Here's RA-82074 on final approach to Gateway. I checked Flight Aware this morning and saw this inbound, and since I had to be in the area anyway, I figured I would get a few quick pictures. By Catherine Holland Here's RA-82074 on final approach to Gateway. I checked Flight Aware this morning and saw this inbound, and since I had to be in the area anyway, I figured I would get a few quick pictures. By Catherine Holland
By Catherine Holland By Catherine Holland
By Catherine Holland By Catherine Holland
By Catherine Holland By Catherine Holland

MESA, Ariz. -- The biggest cargo plane in the world left Phoenix-Mesa Gateway Airport Tuesday morning.

3TV's Ryan O'Donnell was there as the massive plane rumbled down the runway and took off at 6 a.m., bound for Goose Bay, Labrador.

The Russian-designed Antonov AN-124 can fly for more than 25 hours without refueling. The flight from Phoenix-Mesa Gateway to Goose Bay, however, is only 5.5 hours.

While the Antonov AN-124 is the second-heaviest operating cargo aircraft behind the Antonov AN-225, it the the highest gross weight production cargo plane in the world.

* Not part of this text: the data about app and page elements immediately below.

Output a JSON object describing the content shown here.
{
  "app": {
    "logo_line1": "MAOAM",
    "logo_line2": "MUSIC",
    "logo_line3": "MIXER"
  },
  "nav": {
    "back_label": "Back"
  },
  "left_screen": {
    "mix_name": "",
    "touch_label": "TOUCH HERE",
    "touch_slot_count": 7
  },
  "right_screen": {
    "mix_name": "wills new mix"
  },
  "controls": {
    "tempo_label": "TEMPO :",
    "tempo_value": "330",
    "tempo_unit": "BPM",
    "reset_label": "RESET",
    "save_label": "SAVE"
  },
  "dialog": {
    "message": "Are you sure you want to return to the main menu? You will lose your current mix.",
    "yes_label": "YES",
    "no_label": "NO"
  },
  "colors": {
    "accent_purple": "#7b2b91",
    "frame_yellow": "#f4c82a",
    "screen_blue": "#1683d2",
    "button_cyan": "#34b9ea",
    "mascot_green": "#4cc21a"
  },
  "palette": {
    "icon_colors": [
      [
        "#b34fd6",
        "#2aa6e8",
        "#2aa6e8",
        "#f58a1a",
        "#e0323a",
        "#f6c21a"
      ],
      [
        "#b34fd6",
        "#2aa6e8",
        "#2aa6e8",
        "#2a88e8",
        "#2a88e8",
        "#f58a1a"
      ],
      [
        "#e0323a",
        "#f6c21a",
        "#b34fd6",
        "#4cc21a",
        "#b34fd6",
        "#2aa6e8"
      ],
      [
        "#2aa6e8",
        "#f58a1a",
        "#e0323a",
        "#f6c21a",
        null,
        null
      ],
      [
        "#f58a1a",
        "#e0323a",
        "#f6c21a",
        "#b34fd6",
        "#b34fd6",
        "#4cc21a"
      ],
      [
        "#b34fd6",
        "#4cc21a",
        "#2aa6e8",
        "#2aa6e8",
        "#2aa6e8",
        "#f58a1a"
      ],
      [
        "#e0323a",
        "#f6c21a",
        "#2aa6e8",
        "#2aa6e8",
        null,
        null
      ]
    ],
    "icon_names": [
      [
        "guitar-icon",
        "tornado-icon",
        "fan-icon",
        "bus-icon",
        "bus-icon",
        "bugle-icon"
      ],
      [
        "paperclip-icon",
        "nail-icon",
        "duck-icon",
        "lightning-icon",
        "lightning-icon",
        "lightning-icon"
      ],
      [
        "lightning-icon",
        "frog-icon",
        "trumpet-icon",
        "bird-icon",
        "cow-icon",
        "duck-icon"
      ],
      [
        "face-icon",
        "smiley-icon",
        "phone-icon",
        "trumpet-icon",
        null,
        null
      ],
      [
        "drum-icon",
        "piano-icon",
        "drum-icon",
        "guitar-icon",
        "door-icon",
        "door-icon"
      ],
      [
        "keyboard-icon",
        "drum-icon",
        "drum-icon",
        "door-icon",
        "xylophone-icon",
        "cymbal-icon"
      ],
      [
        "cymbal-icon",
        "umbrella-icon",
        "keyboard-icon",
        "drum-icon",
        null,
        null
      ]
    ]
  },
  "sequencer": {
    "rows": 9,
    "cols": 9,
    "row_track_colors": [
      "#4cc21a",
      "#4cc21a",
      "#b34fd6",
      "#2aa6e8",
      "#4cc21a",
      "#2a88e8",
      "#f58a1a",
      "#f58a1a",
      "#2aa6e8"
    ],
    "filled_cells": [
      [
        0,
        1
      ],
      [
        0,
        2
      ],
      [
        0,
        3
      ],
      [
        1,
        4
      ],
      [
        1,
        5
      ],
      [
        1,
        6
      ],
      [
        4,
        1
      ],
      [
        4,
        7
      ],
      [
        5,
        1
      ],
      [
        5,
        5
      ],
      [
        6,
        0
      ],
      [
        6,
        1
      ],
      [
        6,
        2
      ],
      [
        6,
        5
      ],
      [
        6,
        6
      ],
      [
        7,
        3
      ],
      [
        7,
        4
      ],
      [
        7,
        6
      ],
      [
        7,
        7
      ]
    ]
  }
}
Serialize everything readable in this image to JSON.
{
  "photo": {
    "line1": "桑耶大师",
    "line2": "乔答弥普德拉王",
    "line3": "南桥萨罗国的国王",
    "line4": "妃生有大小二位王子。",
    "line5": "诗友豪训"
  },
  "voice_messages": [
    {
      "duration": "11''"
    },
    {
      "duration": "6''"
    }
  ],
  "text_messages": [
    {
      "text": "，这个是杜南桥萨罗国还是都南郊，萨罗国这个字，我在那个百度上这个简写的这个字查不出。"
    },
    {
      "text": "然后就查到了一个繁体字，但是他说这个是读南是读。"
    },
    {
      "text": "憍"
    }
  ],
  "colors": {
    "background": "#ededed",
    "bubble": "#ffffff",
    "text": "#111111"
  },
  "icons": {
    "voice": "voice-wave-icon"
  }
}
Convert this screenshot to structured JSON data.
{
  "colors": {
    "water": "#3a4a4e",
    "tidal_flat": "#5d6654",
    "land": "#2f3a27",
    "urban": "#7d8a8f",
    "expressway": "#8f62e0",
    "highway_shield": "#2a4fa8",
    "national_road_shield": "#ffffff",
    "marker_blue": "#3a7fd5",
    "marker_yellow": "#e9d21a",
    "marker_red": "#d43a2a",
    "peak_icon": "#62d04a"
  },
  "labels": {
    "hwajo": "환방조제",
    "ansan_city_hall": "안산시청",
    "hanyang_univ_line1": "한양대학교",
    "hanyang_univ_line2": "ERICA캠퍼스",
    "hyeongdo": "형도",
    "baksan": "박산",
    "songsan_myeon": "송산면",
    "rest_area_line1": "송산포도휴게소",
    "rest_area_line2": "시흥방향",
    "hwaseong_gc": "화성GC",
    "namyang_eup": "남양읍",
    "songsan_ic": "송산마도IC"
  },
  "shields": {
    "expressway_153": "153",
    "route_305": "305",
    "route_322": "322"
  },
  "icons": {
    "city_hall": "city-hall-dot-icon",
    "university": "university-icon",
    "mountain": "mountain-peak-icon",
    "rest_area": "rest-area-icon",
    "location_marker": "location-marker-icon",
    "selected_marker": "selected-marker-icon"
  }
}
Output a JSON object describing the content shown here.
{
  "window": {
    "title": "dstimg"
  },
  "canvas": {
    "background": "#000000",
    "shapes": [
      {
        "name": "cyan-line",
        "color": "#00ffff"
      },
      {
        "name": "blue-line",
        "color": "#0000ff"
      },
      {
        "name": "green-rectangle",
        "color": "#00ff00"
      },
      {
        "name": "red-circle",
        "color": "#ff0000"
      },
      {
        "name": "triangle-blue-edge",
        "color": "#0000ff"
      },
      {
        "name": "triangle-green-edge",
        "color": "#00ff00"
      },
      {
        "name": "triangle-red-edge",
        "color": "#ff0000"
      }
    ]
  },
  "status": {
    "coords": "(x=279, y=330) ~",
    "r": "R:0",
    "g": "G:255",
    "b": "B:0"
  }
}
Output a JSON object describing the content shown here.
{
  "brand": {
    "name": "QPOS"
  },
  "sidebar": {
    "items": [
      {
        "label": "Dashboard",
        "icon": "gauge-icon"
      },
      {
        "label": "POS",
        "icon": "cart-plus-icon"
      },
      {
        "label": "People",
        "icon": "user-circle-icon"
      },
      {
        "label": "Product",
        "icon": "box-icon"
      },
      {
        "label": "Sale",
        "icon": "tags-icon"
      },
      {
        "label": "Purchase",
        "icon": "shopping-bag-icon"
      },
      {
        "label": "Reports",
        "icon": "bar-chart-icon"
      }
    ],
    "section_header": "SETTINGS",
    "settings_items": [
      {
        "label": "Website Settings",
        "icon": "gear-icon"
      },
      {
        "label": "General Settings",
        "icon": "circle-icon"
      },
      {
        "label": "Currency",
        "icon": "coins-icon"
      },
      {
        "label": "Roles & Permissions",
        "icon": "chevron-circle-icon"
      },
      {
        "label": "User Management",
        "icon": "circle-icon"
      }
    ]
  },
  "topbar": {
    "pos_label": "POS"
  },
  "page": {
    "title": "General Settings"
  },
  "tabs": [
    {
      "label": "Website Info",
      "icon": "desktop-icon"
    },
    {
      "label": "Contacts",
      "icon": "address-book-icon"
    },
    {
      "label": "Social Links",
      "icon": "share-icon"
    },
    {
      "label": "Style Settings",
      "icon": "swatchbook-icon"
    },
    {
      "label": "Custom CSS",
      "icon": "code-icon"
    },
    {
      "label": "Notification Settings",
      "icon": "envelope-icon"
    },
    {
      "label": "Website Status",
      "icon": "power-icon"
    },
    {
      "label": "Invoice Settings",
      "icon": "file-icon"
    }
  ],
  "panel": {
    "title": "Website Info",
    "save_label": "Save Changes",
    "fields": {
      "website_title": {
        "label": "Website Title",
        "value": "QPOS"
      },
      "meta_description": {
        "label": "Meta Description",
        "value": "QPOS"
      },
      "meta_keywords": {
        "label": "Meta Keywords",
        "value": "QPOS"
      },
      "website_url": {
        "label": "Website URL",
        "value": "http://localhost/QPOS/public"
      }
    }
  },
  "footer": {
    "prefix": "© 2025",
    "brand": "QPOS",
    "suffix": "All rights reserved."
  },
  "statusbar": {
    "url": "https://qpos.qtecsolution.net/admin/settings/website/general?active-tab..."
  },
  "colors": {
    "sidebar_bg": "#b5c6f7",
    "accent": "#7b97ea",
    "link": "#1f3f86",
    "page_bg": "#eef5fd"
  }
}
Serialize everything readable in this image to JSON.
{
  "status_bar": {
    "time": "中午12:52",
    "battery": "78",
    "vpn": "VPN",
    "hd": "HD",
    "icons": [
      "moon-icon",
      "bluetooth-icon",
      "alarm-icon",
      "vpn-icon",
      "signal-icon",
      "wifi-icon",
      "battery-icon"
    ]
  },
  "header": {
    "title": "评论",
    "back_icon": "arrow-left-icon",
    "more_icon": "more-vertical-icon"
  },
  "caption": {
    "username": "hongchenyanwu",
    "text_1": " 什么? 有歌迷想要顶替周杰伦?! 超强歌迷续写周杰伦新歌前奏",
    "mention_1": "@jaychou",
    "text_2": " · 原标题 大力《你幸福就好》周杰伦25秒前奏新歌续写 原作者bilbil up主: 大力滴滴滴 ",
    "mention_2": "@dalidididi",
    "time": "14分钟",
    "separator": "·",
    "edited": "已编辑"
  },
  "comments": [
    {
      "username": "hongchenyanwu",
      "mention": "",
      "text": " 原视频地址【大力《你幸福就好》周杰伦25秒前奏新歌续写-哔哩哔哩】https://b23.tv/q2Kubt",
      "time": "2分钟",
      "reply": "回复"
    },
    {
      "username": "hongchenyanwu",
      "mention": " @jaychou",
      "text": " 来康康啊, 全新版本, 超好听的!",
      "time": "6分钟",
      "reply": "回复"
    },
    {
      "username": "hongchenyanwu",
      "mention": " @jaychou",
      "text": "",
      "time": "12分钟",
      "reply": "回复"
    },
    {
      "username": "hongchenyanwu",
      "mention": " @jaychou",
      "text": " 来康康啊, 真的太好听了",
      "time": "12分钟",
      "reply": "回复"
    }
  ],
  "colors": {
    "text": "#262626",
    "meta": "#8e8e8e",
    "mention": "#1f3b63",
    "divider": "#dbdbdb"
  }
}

The plane can carry up to 150 tons of cargo. The legal weight for an 18-wheeler like the one pictured below is 40 tons.

There also is room for 88 passengers on an upper deck behind the wing center section.

The plane can be loaded either from the back, which is equipped with ceiling-mounted cranes, or the front. The hinged nose opens to allow access to the cargo area.

At nearly 70 feet tall and more than 266 feet long, the cargo plane dwarfs Boeing's 737, which is one of the most common passenger planes in the air. The Antonov An-24 has a wingspan of more than 240 feet. The largest 737 has a wingspan of just over 117 feet, with most models measuring less than 95 feet tip to tip.

At its maximum weight, the Antonov AN-124 requires more than 8,200 feet to take off. Two of the three runways at Phoenix-Mesa Gateway are longer than 10,000 feet.

The plane is registered to Volga-Dnepr Group, a Russian company that specializes in international airfreight operations. According to the company's website Volga-Dnepr Group has two U.S. offices -- one in Chicago, the other in Houston.